BENNINGTON, Vt. -- Bennington College President Elizabeth Coleman will retire at the end of the academic year, concluding a quarter-century of leadership at the private, liberal arts college.
"Presiding over Bennington has been more than I had dared to dream -- exhilarating, tumultuous, challenging, heady -- and always, always about things that mattered, things that mattered a lot, and about people of immense dignity, grace, intelligence, and courage," Coleman wrote in a letter to the college community.
During her 25 years as the ninth president of Bennington College, Coleman has overseen the institution’s greatest period of growth over its 80-year history.
Since her inauguration, the college has raised more than $175 million, has constructed six award-winning buildings including the most recent addition last year of the three-building Center for the Advancement of Public Action (CAPA) center. The college also has an all-time high enrollment, with nearly 700 undergraduates and another 136 graduate students last academic year.
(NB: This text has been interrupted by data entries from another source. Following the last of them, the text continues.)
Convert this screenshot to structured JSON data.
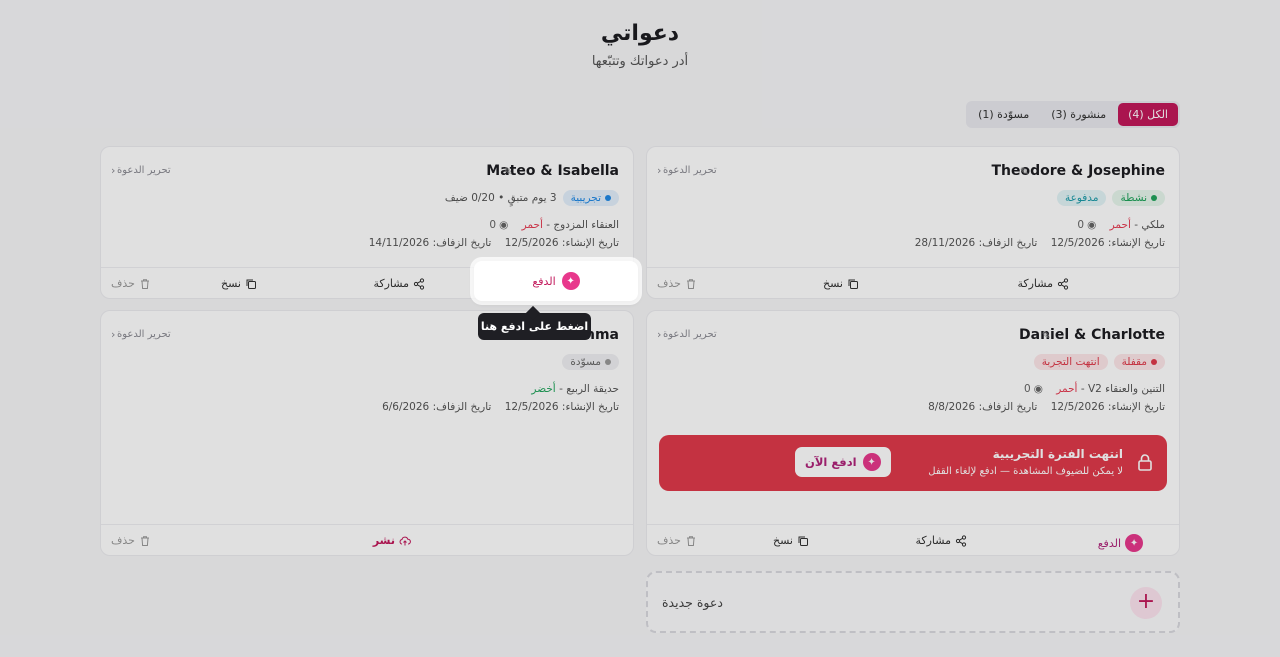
{
  "page": {
    "title": "دعواتي",
    "subtitle": "أدر دعواتك وتتبّعها"
  },
  "tabs": [
    {
      "label": "الكل (4)",
      "active": true
    },
    {
      "label": "منشورة (3)",
      "active": false
    },
    {
      "label": "مسوّدة (1)",
      "active": false
    }
  ],
  "cards": {
    "theodore": {
      "title": "Theodore & Josephine",
      "edit_label": "تحرير الدعوة",
      "status": "نشطة",
      "payment": "مدفوعة",
      "template": "ملكي",
      "color": "أحمر",
      "views": "0",
      "created": "تاريخ الإنشاء: 12/5/2026",
      "wedding": "تاريخ الزفاف: 28/11/2026",
      "share": "مشاركة",
      "copy": "نسخ",
      "delete": "حذف"
    },
    "mateo": {
      "title": "Mateo & Isabella",
      "edit_label": "تحرير الدعوة",
      "status": "تجريبية",
      "trial_info": "3 يوم متبقٍ • 0/20 ضيف",
      "template": "العنقاء المزدوج",
      "color": "أحمر",
      "views": "0",
      "created": "تاريخ الإنشاء: 12/5/2026",
      "wedding": "تاريخ الزفاف: 14/11/2026",
      "pay": "الدفع",
      "share": "مشاركة",
      "copy": "نسخ",
      "delete": "حذف"
    },
    "daniel": {
      "title": "Daniel & Charlotte",
      "edit_label": "تحرير الدعوة",
      "status": "مقفلة",
      "trial_badge": "انتهت التجربة",
      "template": "التنين والعنقاء V2",
      "color": "أحمر",
      "views": "0",
      "created": "تاريخ الإنشاء: 12/5/2026",
      "wedding": "تاريخ الزفاف: 8/8/2026",
      "locked_title": "انتهت الفترة التجريبية",
      "locked_sub": "لا يمكن للضيوف المشاهدة — ادفع لإلغاء القفل",
      "pay_now": "ادفع الآن",
      "pay": "الدفع",
      "share": "مشاركة",
      "copy": "نسخ",
      "delete": "حذف"
    },
    "draft": {
      "title": "mma",
      "edit_label": "تحرير الدعوة",
      "status": "مسوّدة",
      "template": "حديقة الربيع",
      "color": "أخضر",
      "created": "تاريخ الإنشاء: 12/5/2026",
      "wedding": "تاريخ الزفاف: 6/6/2026",
      "publish": "نشر",
      "delete": "حذف"
    }
  },
  "new_invite": "دعوة جديدة",
  "spotlight": {
    "label": "الدفع",
    "tooltip": "اضغط على ادفع هنا"
  },
  "colors": {
    "brand": "#c2185b",
    "active_green": "#1fa35a",
    "paid_teal": "#1a9aa8",
    "danger": "#e03a4a",
    "trial_blue": "#1e88e5"
  }
}
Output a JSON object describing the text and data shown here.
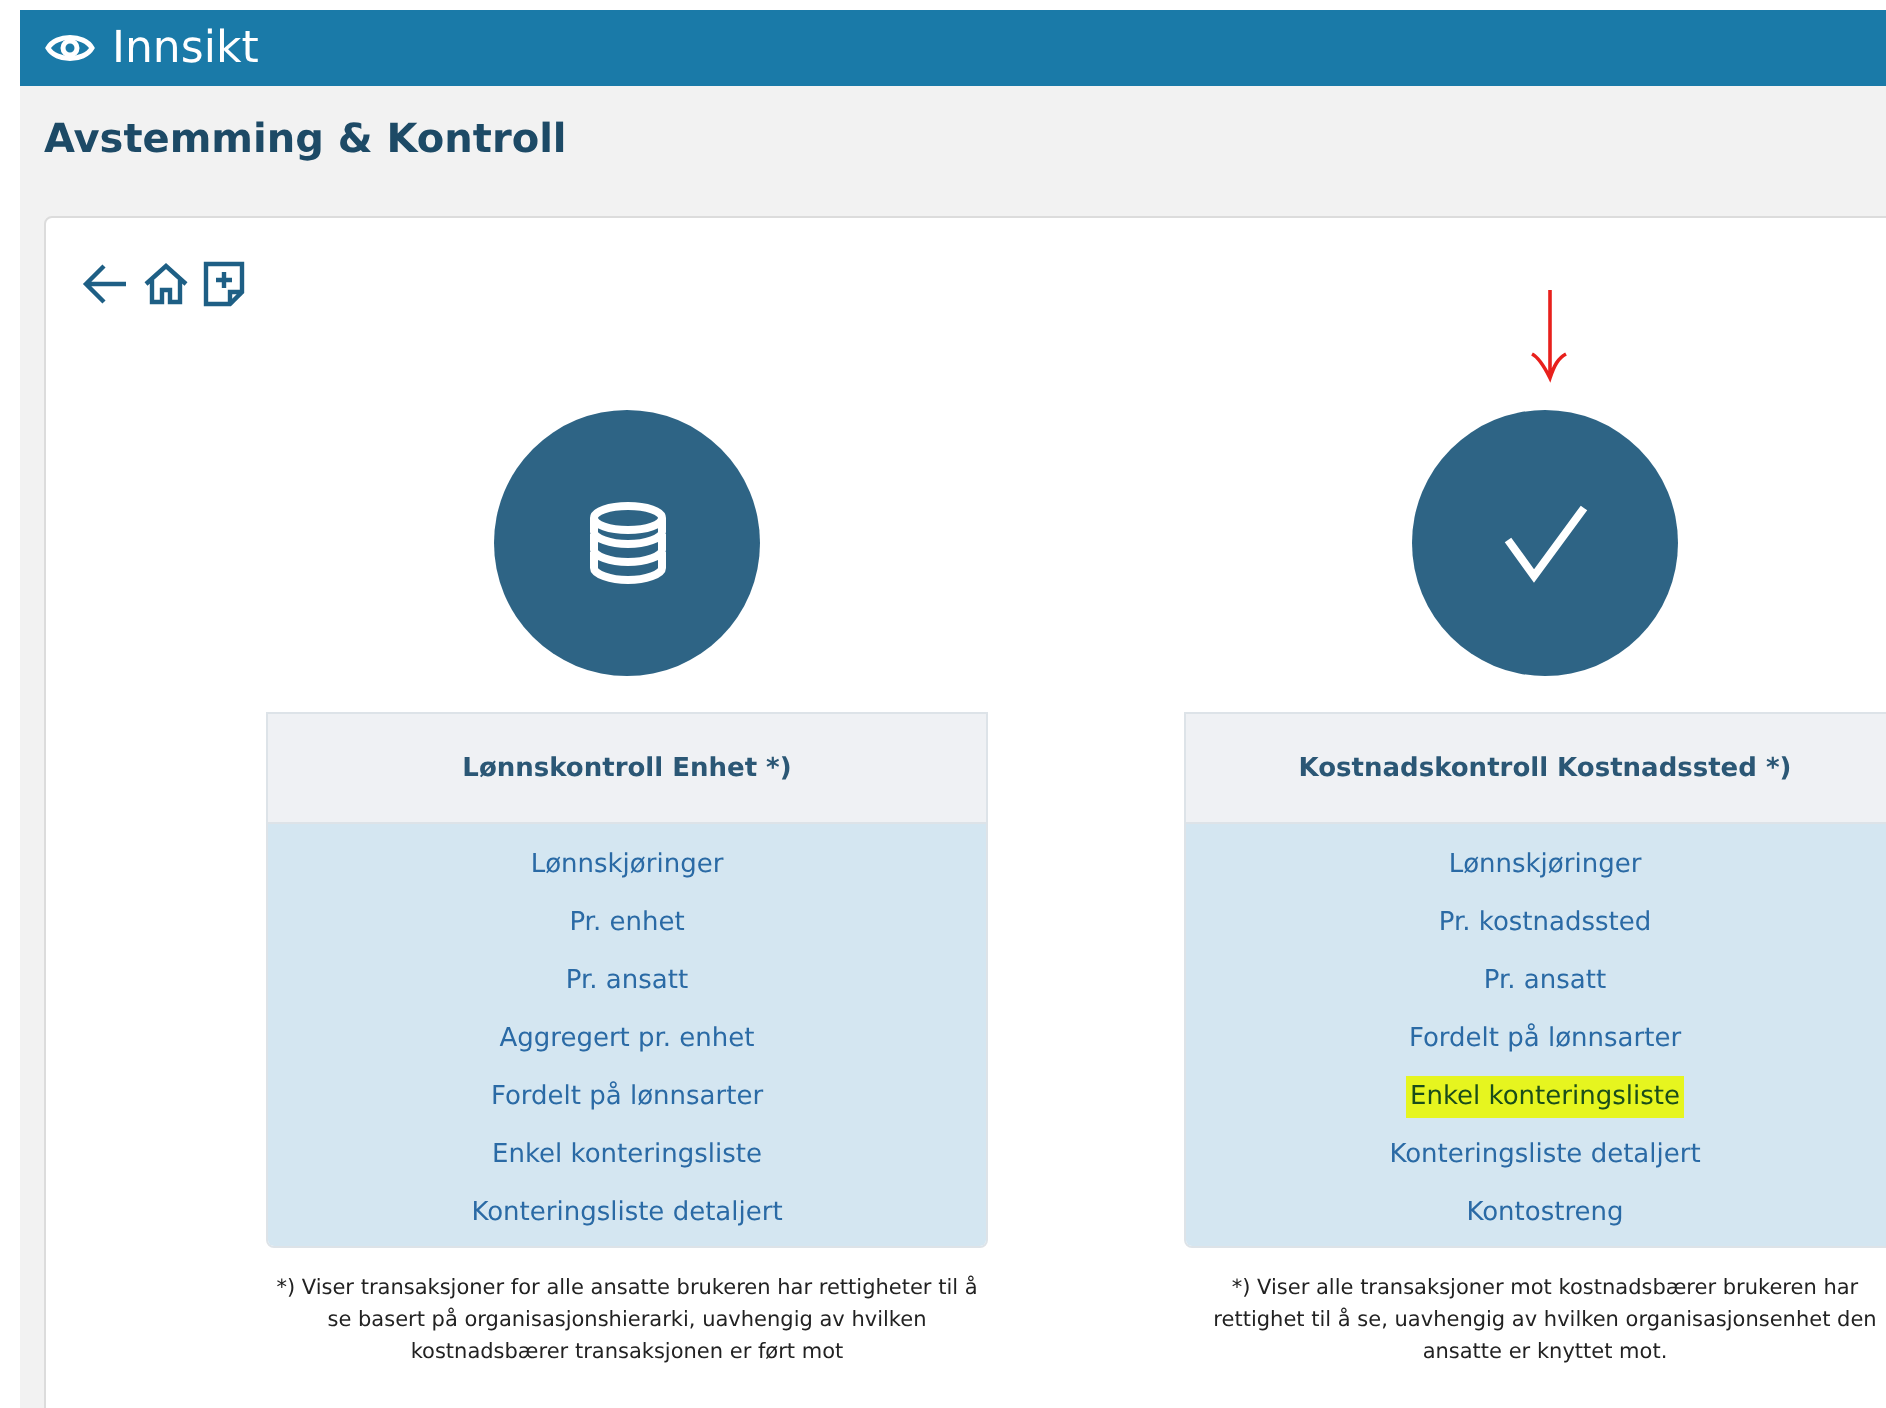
{
  "app_bar": {
    "title": "Innsikt"
  },
  "page_title": "Avstemming & Kontroll",
  "panels": [
    {
      "kind": "coins",
      "title": "Lønnskontroll Enhet *)",
      "items": [
        {
          "label": "Lønnskjøringer",
          "highlighted": false
        },
        {
          "label": "Pr. enhet",
          "highlighted": false
        },
        {
          "label": "Pr. ansatt",
          "highlighted": false
        },
        {
          "label": "Aggregert pr. enhet",
          "highlighted": false
        },
        {
          "label": "Fordelt på lønnsarter",
          "highlighted": false
        },
        {
          "label": "Enkel konteringsliste",
          "highlighted": false
        },
        {
          "label": "Konteringsliste detaljert",
          "highlighted": false
        }
      ],
      "footnote": "*) Viser transaksjoner for alle ansatte brukeren har rettigheter til å se basert på organisasjonshierarki, uavhengig av hvilken kostnadsbærer transaksjonen er ført mot"
    },
    {
      "kind": "check",
      "annotation": {
        "kind": "arrow"
      },
      "title": "Kostnadskontroll Kostnadssted *)",
      "items": [
        {
          "label": "Lønnskjøringer",
          "highlighted": false
        },
        {
          "label": "Pr. kostnadssted",
          "highlighted": false
        },
        {
          "label": "Pr. ansatt",
          "highlighted": false
        },
        {
          "label": "Fordelt på lønnsarter",
          "highlighted": false
        },
        {
          "label": "Enkel konteringsliste",
          "highlighted": true
        },
        {
          "label": "Konteringsliste detaljert",
          "highlighted": false
        },
        {
          "label": "Kontostreng",
          "highlighted": false
        }
      ],
      "footnote": "*) Viser alle transaksjoner mot kostnadsbærer brukeren har rettighet til å se, uavhengig av hvilken organisasjonsenhet den ansatte er knyttet mot."
    }
  ]
}
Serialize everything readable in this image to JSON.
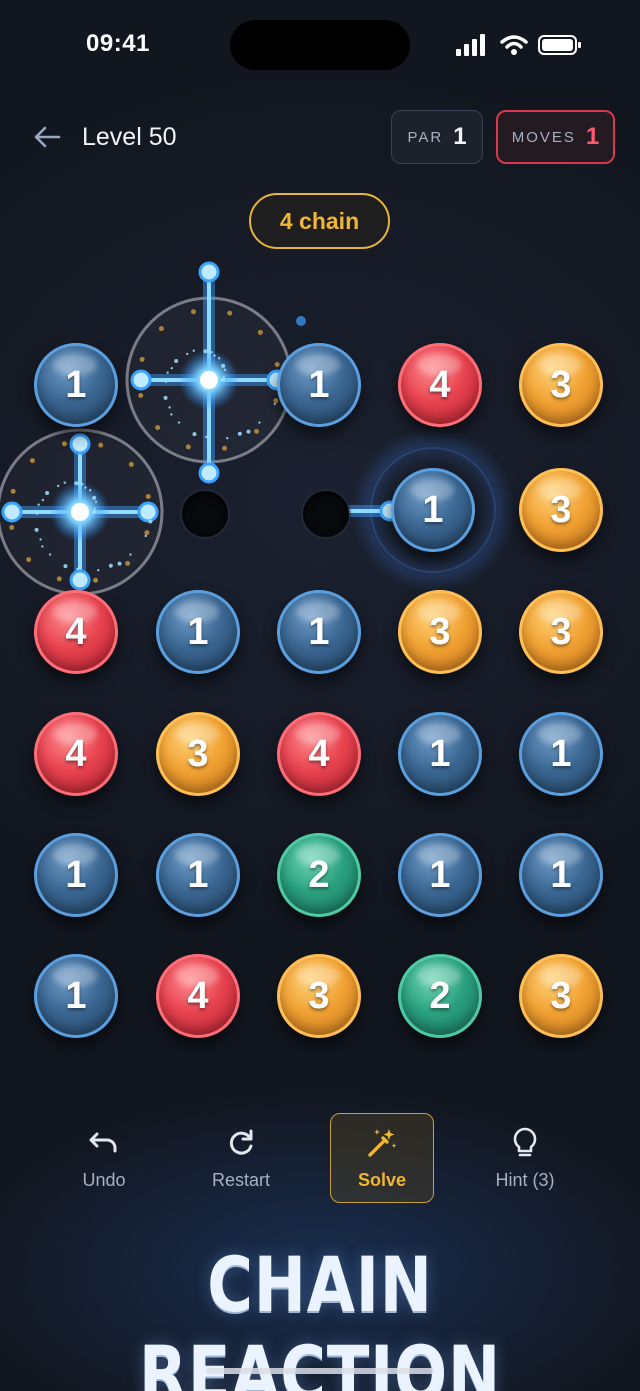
{
  "status_bar": {
    "time": "09:41"
  },
  "header": {
    "level_label": "Level 50",
    "par_label": "PAR",
    "par_value": "1",
    "moves_label": "MOVES",
    "moves_value": "1"
  },
  "chain_badge": "4 chain",
  "board": {
    "rows": [
      [
        "1",
        "burst",
        "1",
        "4",
        "3"
      ],
      [
        "burst",
        "empty",
        "empty",
        "1",
        "3"
      ],
      [
        "4",
        "1",
        "1",
        "3",
        "3"
      ],
      [
        "4",
        "3",
        "4",
        "1",
        "1"
      ],
      [
        "1",
        "1",
        "2",
        "1",
        "1"
      ],
      [
        "1",
        "4",
        "3",
        "2",
        "3"
      ]
    ],
    "colors": {
      "1": "#3b6793",
      "2": "#2aa17e",
      "3": "#f1a233",
      "4": "#e8434f"
    }
  },
  "toolbar": {
    "undo": "Undo",
    "restart": "Restart",
    "solve": "Solve",
    "hint": "Hint (3)"
  },
  "banner": "CHAIN REACTION"
}
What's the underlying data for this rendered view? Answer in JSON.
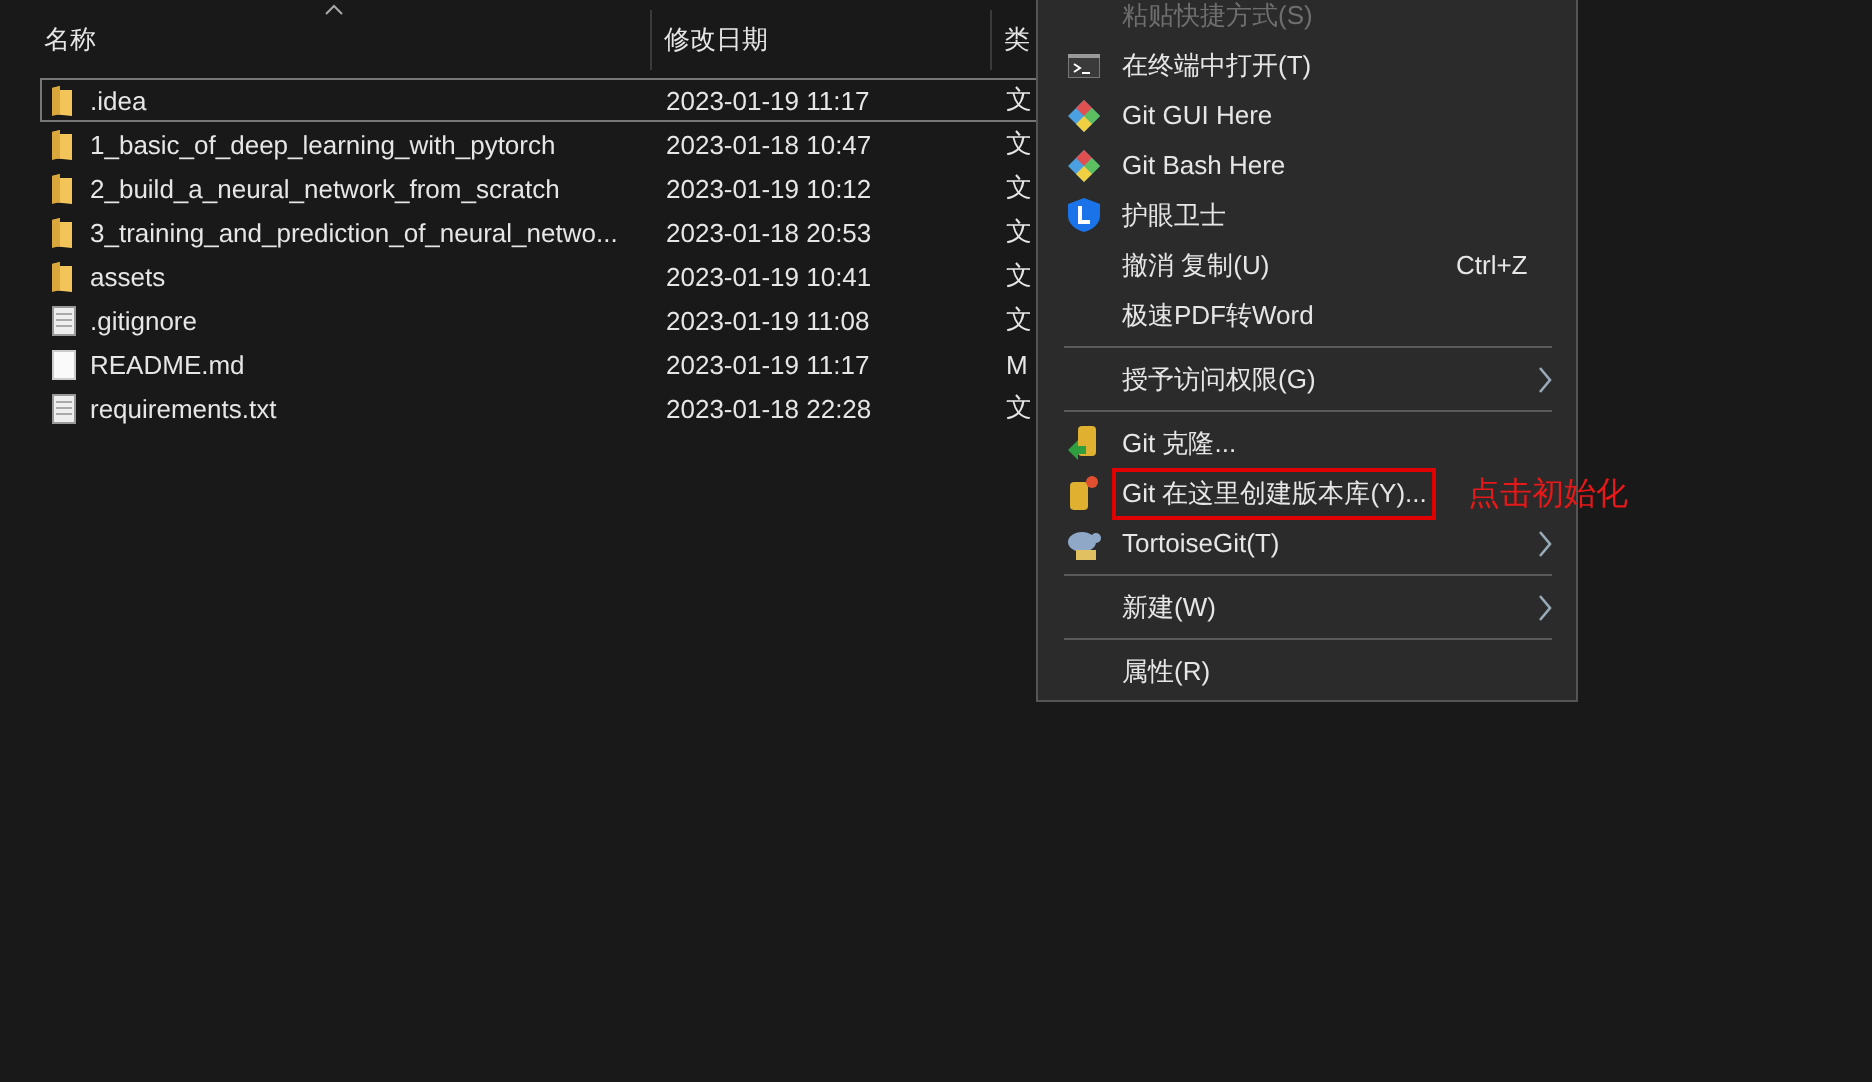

Admissions applications have doubled since Coleman took over, topping 1,200 for the current freshman class.
"It is hard not to understate the profound impact that President Coleman has had on this institution," Alan Kornberg, chairman of the Bennington College Board of Trustees, wrote in a letter. "Thanks to her courageous leadership, unwavering commitment to the founding values of the
Neither Coleman nor Kornberg were available for comment Wednesday after the announcement was made.
In her letter, Coleman identified a re-animation of the college’s founding model -- to have students shape their own education and to assure a rich and complex dynamic between the college and the world -- in 1994 as one of her most profound moments at the college.
"Bennington’s maturity as an institution was achieved, in short, not by abandoning or softening its most radical principles, but by embracing and revitalizing them," she wrote.
CAPA fits into that approach by inviting students to put the world’s most pressing problems at the center of their education. For at least two years following her retirement Coleman will continue her involvement with the college as the first director of CAPA, upon the request of the trustees.
Coleman’s vision for the liberal arts and their role and reinvigoration in society has been widely recognized. She has spoken internationally on the topic, including at the 25th anniversary TED "Ideas Worth Spreading" conference in Los Angeles, keynoting The Conference on World Affairs in Boulder, Colo., and addressing the Royal College of Defence Studies in London.
The college’s board is in the process of appointing a search committee to find Coleman’s replacement and has already contracted Phillips Oppen heim, a leading firm in nonprofit searches with offices in New York City and Wash ington, D.C., to assist in recruiting candidates. The board is also seeking input from the Bennington College community regarding the qualities and qualifications the next president should possess.
Coleman was dean of the College of Arts and Sciences and a professor of humanities at the New School for Social Research in New York prior to assuming the presidency at Bennington College. Before that she taught literature at SUNY-Stony Brook.